- Opening Delimiter -
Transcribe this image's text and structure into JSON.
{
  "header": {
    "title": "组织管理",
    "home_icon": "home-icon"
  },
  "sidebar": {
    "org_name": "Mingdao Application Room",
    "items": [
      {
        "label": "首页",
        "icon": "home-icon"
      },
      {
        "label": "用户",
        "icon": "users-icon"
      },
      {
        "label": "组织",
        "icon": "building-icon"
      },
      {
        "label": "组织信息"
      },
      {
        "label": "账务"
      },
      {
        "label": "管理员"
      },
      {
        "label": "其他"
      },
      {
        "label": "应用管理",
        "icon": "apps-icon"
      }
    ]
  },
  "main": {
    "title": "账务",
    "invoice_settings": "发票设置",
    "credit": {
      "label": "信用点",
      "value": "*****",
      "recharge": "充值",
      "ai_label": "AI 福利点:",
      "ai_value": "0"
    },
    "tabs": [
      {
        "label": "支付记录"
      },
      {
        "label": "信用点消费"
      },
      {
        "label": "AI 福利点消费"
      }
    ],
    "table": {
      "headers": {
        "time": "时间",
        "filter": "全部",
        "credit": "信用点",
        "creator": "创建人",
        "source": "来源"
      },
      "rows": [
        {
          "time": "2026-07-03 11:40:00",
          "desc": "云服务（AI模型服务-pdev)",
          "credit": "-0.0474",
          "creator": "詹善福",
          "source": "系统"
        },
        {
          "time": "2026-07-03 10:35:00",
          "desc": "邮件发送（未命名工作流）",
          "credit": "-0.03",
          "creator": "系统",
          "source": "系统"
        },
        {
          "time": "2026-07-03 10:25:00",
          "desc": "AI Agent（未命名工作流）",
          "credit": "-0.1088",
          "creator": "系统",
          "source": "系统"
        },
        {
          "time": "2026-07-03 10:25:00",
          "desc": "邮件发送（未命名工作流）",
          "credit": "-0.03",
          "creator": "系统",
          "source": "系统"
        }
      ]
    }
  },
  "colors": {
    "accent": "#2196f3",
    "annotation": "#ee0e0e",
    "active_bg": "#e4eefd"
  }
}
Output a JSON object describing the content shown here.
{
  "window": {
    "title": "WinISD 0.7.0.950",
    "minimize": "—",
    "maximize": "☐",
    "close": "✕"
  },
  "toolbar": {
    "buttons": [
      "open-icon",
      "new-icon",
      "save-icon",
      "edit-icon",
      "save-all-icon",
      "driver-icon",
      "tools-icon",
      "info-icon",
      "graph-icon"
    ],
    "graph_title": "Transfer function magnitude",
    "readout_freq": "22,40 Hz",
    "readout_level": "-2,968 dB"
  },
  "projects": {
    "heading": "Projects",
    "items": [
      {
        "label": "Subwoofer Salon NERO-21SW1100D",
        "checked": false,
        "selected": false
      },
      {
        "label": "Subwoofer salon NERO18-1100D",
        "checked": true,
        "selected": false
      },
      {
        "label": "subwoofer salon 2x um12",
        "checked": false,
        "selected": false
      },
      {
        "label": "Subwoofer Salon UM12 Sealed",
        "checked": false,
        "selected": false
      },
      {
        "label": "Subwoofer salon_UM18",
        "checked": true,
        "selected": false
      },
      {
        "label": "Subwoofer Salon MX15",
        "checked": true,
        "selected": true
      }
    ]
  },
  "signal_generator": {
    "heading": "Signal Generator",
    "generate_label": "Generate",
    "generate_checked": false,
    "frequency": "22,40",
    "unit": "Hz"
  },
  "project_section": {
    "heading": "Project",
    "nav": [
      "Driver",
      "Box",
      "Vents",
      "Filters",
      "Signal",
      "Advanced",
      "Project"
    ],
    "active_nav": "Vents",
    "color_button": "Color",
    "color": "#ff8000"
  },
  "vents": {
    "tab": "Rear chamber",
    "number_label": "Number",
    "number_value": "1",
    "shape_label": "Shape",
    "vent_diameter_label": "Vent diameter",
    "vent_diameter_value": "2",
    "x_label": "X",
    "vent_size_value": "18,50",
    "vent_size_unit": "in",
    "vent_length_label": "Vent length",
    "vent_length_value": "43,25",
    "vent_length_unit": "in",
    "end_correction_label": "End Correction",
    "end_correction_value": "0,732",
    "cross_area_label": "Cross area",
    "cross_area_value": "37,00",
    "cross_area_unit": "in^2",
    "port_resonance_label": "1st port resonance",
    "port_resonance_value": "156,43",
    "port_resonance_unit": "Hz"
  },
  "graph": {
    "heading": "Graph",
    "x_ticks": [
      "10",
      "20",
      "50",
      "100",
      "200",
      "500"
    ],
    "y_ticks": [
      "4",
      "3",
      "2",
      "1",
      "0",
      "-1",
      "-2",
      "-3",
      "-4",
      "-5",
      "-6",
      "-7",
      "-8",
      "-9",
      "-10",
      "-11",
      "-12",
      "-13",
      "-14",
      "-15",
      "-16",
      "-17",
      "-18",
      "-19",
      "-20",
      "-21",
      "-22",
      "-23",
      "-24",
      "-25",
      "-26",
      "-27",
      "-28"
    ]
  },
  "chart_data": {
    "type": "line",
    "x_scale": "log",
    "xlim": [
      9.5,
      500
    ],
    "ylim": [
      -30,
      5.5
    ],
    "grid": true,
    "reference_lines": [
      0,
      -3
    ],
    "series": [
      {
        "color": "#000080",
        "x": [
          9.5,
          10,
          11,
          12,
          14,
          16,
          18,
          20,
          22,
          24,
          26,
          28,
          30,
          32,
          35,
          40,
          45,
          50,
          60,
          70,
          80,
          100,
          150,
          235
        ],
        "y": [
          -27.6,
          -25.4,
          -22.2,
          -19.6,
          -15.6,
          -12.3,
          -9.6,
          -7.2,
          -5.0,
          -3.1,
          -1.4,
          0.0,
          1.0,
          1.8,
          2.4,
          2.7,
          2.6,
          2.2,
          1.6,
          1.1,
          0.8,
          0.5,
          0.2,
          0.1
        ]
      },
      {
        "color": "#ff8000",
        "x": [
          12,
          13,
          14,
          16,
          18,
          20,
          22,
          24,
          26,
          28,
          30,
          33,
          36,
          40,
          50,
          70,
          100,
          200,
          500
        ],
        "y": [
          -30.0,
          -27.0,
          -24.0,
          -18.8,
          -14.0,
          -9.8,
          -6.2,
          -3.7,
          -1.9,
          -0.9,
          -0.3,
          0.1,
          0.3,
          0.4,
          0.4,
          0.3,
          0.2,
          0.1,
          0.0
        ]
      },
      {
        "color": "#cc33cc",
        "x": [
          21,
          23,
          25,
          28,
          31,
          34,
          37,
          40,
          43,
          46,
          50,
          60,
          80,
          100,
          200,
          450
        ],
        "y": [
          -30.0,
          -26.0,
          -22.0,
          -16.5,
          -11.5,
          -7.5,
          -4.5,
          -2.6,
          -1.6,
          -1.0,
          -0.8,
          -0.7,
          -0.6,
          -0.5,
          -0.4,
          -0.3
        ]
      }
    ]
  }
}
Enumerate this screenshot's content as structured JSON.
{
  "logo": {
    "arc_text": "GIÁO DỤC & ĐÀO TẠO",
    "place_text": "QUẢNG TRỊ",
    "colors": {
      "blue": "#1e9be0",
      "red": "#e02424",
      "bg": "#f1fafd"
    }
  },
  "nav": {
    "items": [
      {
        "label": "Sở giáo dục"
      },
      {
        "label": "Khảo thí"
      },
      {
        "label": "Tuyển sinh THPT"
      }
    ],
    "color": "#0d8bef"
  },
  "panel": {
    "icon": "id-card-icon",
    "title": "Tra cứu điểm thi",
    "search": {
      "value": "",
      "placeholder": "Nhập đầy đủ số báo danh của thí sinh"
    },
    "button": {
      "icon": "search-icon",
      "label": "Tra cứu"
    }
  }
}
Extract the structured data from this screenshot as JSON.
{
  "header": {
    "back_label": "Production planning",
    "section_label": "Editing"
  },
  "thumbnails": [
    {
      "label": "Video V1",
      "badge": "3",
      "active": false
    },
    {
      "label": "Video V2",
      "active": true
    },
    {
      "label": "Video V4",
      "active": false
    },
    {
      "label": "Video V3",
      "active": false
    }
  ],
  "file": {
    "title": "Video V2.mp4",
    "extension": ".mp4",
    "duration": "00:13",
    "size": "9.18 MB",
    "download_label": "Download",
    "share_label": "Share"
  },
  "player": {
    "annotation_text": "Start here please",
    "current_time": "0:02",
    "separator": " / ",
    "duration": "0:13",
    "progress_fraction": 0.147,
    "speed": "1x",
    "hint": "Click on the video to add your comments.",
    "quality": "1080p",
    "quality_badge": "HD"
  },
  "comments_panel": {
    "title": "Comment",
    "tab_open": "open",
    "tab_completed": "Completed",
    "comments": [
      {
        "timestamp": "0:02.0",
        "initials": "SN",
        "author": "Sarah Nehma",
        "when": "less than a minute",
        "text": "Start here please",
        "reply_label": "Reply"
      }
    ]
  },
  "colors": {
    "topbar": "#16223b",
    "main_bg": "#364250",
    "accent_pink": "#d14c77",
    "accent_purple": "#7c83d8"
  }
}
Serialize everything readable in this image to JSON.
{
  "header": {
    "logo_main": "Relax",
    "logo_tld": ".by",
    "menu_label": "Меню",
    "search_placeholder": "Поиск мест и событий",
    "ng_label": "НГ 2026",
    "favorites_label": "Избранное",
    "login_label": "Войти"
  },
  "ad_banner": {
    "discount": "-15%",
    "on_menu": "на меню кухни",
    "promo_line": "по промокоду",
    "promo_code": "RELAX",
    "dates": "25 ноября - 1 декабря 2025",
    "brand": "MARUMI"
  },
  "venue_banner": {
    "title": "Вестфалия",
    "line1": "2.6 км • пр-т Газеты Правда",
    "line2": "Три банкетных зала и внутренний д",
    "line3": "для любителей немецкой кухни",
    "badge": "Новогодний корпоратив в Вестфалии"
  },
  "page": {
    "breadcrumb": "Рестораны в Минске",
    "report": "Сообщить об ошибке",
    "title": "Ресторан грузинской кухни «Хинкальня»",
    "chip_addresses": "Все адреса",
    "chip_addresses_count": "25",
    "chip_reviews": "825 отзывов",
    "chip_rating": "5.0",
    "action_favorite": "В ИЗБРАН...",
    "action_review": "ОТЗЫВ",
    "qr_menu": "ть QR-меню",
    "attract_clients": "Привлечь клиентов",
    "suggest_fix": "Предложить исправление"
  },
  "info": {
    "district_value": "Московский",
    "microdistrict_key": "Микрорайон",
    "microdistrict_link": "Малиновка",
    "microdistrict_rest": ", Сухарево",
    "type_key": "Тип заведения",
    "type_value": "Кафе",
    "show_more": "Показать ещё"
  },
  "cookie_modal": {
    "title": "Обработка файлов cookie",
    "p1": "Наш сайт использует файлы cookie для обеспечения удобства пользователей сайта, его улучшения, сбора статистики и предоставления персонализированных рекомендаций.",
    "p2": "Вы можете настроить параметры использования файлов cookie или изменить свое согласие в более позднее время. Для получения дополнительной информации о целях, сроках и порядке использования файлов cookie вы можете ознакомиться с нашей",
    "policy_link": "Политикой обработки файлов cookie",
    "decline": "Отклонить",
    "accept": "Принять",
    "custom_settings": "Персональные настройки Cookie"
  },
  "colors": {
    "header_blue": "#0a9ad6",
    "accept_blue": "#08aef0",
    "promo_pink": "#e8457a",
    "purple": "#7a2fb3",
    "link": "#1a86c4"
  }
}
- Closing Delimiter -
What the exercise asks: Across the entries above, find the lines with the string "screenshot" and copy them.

Solution to this exercise:
Enumerate this screenshot's content as structured JSON.
Extract the structured data from this screenshot as JSON.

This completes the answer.